Telefe drives into new productions, Telefonica commits to projects in Spain
BUENOS AIRES –Rolling off stellar results in Argentina, Telefonica Studios, the worldwide film production-distribution operation of giant Spanish telco Telefonica, is investing via Argentine broadcast network Telefe in new productions by Santiago Mitre, Juan Taratuto and Miguel Cohan.
In Spain, adopting a similar investment policy, it has already taken equity in “Tadeo Jones 2,” the sequel to one of Europe’s most successful animation films this decade.
It will now co-finance “Kamikaze” and “Perdiendo el norte,” said Telefonica Digital’s director of int’l film production, Axel Kuschevatzky, who also heads up Telefonica Studios.

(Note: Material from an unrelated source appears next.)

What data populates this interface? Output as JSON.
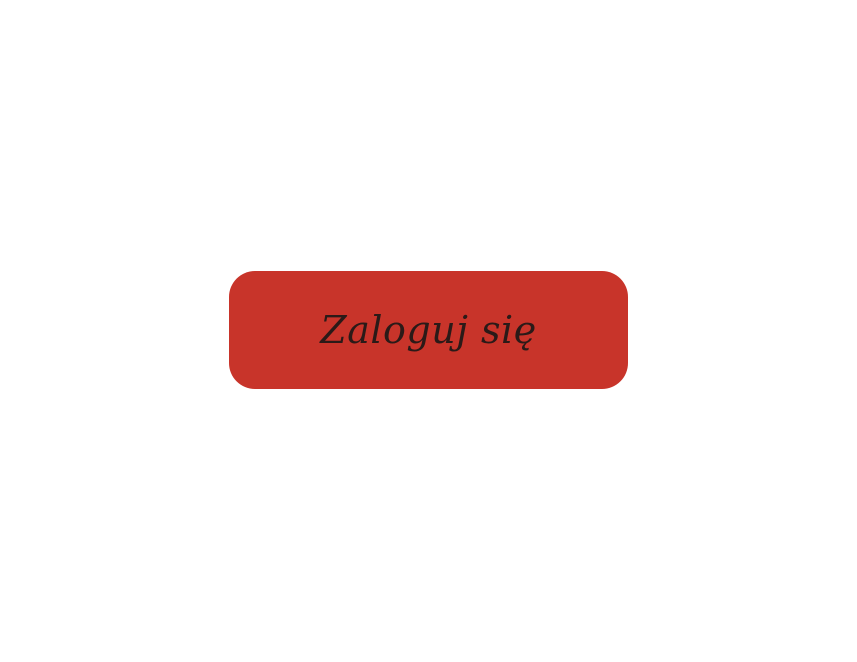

The string of new investments gives Telefonica Studios one of the biggest production slates of any company in Spain or Latin America, with the umbrella org making around 15 films a year.
In both Spain and Argentina, Telefonica is required by law to invest in or buy local movies, eight a year, for example, in Argentina.
Its announcement of new co-productions comes as Telefe, owned by Telefonica, has taken equity and free-to-air rights for Argentina to the six highest-grossing Argentine films of 2013, with a total Argentine box office gross of $38.9 million: Juan Jose Campanella’s “Foosball” ($14.3 million); “Corazon de leon,” starring Guillermo Francella ($10.6 million); “Thesis On a Homicide,” ($6.1 million) and “The 7th Floor,” both with Ricardo Darin, and “Wakolda,” Lucia Puenzo’s Argentine Oscar entry ($2.3 million).
In all, Telefe co-produced movies sold 6.3 million tickets in Argentina this year, as Argentine films hit a recent high of a 17.6% domestic market share. Telefe films rep 89% of Argentine cinema’s box office, Kuschevatzky said.
Mitre’s “The Student” is still talked about as one of the strongest Latin American feature debuts of this decade.
Produced by La Union de los Rios, France’s Full House, Telefe and Ignacio Viale, Mitre’s next is “a thriller and moral tale which deals with politics and gender. It’s a film that will surprise people very much, like ‘The Student’ did before. People will talk about this picture,” Kuschevatzky said.
Taratuto is adapting “Papeles en el viento,” from a novel by Eduardo Sacheri. Juan Jose Campanella adapted another Sacheri novel in “The Secret in Their Eyes.”
Sacheri and Taratuto are writing the screenplay.
The story of three friends who have to manage the career of the worst soccer player in the world,” “Papeles” is “a warm story about friendship and passion, a constant in Sacheri’s writing,” Kuschevatzky said.
Miguel Cohan, director of “No Return,” is now in post on “Betibu,” an adaptation of Argentine Claudia Pineiro’s novel, which is set up at Argentina’s Haddock Films and Spain’s Tornasol Films, co-producers already of “The Secret in Their Eyes” and Viggo Mortensen-starrer “Everybody Has a Plan.”
Argentina has been a test-ground for Spain, Kuschevtasky said.
Co-produced by AtresmediaCine, “Kamikaze,” from former TV writer-producer Alex Pina (“El barco,” “Los hombres de Paco”), stars Alex Garcia and Veronica Echegui in a suicide bomber drama thriller.
Helmed by Ignacio Garcia Velilla (“Que se mueran los feos), “Perdiendo el norte” turns on corruption and crisis in Spain.
“We got to this place after years of developing working relationships. The results didn’t come out of the blue,” Kuschevatzky commented at Ventana Sur.
Building and maintaining relationships is one key investment tenet: “Foosball” is Telefe’s second collaboration with Campanella, who produced two seasons of “El hombre de tu vida” for the broadcaster; “Thesis” is the third Telefe film with BD Cine.
Another philosophy is sharing risk: Both “Wakolda” and another Telefe-backed movie, Pablo Fendrik’s upcoming Amazon Western “El Ardor,” with Gael Garcia Bernal and Alice Braga, are what Kuschevatzky terms “Latin American international pictures. The BAC Films-sold “El Ardor” is produced by Magma Cine, Brazil’s Bananeira Filmes, Mexico’s Canana and France’s Manny Films. It is also the first Latin American film co-financed by Participant PanAmerica.
“It would be too risky if the weight were all on our shoulders,” Kuschevatzky said.
“We’re working on a canvas where movie production is highly polarized. You either have tentpoles or tadpoles,” Kuschevatzky said. “It seems there’s nothing in the middle.”
That’s where Telefonica Studios wants to be, “counter-programming” studio fare.